Entries supplied:

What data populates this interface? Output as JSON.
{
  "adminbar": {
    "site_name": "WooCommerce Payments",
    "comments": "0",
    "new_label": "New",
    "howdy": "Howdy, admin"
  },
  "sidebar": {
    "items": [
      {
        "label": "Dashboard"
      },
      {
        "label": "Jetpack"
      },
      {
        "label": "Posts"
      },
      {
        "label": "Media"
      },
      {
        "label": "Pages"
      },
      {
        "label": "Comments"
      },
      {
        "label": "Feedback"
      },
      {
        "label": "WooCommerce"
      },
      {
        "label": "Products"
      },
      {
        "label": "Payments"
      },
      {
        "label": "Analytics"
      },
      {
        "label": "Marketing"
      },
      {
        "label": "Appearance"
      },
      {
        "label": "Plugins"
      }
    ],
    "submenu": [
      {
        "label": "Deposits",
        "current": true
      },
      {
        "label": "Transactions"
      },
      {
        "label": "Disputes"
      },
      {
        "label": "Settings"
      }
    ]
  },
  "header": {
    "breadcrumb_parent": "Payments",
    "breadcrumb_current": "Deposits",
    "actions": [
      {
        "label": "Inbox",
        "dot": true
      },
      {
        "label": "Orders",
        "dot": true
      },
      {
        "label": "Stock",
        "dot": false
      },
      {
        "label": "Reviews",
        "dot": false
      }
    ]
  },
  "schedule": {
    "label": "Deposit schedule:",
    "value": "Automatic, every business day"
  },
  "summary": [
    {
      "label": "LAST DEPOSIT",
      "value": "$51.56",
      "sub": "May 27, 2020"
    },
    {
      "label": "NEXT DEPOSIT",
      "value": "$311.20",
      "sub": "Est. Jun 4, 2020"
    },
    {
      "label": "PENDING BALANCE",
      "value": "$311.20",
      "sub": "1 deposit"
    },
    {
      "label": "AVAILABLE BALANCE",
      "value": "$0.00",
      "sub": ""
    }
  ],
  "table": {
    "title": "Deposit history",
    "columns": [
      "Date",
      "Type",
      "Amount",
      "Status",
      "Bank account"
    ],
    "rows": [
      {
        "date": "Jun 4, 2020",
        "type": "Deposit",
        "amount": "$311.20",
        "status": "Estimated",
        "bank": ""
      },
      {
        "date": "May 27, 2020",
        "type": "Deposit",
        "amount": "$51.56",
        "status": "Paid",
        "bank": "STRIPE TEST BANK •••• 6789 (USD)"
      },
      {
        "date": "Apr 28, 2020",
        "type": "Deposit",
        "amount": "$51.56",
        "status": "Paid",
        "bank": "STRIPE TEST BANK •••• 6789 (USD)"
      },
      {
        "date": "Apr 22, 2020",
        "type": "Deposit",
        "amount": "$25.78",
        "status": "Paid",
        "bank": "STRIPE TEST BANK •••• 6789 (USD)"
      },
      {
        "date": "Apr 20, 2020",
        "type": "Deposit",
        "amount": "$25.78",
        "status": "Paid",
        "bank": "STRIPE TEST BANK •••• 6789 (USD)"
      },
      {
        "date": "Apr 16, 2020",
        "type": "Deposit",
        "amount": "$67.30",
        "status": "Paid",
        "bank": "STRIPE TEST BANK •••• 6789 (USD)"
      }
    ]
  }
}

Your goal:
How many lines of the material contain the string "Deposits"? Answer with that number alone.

Response to this task:
2